‘Golden days’ ahead

Hammer time . . . Naylor Love apprentice builder James "Mouse" Riach hammers in a peg in the build of a new studio facility for the University of Otago's School of Music in North Dunedin. PHOTO: SHAWN MCAVINUE

“Golden days” lie ahead for Dunedin, as the city basks in good economic times and looks forward to a construction boom.

The latest Infometrics quarterly economic monitor, released this week, noted “strongly positive” economic indicators for the city for the year to March 2019, particular in the housing and construction sectors.

In addition, the city’s population has risen 2.7%, gross domestic product is up 2%, consumer spending has risen 3.6% and tourism expenditure is up 2.7%.

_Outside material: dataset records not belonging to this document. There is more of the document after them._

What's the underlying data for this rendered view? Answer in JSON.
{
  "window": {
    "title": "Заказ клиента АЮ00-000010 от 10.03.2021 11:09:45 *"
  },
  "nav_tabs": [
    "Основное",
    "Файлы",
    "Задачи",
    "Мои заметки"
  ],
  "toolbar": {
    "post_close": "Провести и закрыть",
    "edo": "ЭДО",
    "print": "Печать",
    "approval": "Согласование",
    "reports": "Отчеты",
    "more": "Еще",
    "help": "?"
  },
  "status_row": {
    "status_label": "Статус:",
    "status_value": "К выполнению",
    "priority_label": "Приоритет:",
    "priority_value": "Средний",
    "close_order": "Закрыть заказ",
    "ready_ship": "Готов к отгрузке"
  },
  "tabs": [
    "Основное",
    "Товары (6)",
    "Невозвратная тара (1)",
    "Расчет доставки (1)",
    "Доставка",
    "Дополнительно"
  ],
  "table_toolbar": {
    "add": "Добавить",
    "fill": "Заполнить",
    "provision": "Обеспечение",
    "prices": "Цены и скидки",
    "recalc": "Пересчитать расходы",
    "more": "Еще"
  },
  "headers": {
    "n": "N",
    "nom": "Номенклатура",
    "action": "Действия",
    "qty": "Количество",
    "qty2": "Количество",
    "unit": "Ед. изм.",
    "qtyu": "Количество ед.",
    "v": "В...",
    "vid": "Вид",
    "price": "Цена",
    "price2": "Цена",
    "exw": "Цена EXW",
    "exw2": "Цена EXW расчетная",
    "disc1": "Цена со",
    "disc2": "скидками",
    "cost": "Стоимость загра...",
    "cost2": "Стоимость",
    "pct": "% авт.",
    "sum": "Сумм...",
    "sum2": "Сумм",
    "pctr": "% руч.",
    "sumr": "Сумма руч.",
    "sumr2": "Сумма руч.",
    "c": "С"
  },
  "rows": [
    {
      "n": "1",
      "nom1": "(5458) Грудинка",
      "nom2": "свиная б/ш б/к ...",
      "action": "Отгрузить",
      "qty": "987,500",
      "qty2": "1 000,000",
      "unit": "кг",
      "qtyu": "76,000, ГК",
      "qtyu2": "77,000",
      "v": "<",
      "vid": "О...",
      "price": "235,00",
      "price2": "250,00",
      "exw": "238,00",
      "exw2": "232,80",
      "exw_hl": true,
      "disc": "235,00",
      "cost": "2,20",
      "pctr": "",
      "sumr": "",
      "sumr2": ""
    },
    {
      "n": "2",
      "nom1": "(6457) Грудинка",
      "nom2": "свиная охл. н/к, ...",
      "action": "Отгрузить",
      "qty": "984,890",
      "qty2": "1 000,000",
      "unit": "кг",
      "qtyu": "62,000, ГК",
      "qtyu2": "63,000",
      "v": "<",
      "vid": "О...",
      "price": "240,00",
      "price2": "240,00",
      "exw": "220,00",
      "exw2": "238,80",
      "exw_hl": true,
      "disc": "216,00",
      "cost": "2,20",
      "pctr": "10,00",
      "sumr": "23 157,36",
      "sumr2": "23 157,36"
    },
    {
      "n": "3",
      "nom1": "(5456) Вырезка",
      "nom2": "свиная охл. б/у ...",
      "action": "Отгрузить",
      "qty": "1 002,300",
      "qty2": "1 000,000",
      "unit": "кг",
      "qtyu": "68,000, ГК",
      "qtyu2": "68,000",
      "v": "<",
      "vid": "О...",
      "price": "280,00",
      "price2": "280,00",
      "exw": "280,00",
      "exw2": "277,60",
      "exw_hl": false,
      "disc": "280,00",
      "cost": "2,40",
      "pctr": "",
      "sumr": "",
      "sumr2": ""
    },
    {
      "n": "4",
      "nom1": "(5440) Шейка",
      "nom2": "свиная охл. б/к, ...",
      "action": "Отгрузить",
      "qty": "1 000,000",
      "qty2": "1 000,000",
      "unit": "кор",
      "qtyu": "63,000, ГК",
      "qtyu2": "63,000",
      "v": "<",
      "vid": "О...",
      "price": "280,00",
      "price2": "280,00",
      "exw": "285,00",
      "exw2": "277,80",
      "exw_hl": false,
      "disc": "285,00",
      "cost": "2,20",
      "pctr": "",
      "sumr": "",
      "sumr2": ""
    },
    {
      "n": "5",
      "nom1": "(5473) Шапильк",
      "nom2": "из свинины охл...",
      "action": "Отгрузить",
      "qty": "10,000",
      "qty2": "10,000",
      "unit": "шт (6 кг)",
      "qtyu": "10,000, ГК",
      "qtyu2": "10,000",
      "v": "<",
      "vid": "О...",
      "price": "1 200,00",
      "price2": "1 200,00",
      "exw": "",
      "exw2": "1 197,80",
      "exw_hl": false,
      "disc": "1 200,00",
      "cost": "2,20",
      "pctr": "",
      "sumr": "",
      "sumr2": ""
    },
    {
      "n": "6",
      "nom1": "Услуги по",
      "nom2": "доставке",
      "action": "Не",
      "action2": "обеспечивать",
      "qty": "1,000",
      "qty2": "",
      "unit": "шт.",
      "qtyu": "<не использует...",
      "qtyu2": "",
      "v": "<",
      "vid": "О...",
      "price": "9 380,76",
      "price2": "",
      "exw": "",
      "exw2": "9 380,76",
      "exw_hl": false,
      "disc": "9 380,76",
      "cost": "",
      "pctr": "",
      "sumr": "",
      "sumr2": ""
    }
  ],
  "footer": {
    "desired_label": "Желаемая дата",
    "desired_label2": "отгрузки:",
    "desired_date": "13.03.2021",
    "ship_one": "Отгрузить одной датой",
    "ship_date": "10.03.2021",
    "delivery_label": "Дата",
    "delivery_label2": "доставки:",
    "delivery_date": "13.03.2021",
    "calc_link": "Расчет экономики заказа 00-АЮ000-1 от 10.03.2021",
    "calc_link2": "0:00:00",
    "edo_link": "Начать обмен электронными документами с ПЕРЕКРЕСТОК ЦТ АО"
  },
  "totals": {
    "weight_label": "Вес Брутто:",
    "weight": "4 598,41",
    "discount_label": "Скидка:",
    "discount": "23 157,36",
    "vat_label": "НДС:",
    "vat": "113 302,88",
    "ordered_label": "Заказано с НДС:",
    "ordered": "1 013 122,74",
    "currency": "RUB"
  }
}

Infometrics senior economist Nick Brunsdon said average house prices in Dunedin rose 15%, to $432,494, in the year to March.

Across New Zealand, average house prices increased 1.3% to $683,516.

In addition, residential building consents rose 11.4%, and non-residential consents – including the construction of new commercial buildings – were up 17.5% in Dunedin, the report said.

Otago Chamber of Commerce chief executive Dougal McGowan said the city’s gold rush days might be in the past, but “we are about to enter into what I believe will be its golden days”.

“We have growth and we have work looking forward and, although that comes with challenges, these are also opportunities for the future,” Mr McGowan said.

With the Dunedin Hospital rebuild and central city redevelopments coming down the pipeline, it was an exciting time.

“For the first time in a couple of generations, we can re-vision our city and change how it will be for the next 50 years.

“Very seldom do you get the opportunity to effect a multi-generational change in our city-scape,” he said.

Dunedin Mayor Dave Cull said Dunedin had experienced sustained growth in recent years and there was “a real buzz” about the city at present.

A significant number of the city’s new residents were in the 15 to 39 age group, and had been attracted here by greater opportunities and Dunedin’s “positive lifestyle offering”.

“The fact that a large cohort of new residents are in that working/family age bracket is a good sign that we are attracting the right kind of people to help ensure the economic sustainability of the city,” Mr Cull said.

However, the continued rapid increase in house prices was of concern, because it showed the housing supply was not keeping up with demand, Mr Cull said.

Established last year to investigate Dunedin’s long-term housing needs, the Mayor’s Taskforce for Housing recently recommended 16 action points to ensure affordable and accessible healthy homes.

The council had budgeted $130,000 each year for the next two financial years for this work, he said.

Mr McGowan also regarded the city’s housing cost and quality to be significant issues, along with the impact of forecast environmental issues and the cost to ratepayers and businesses of major city infrastructure projects.

“We also need to ensure that our success doesn’t mean we no longer meet our liveability targets for Dunedin,” Mr McGowan said.

Mr Cull said that, with about $10billion worth of construction projects forecast in the Otago region over the next 15 years (including the hospital rebuild), a construction workforce modelling project had been initiated to provide analysis of the labour demand required.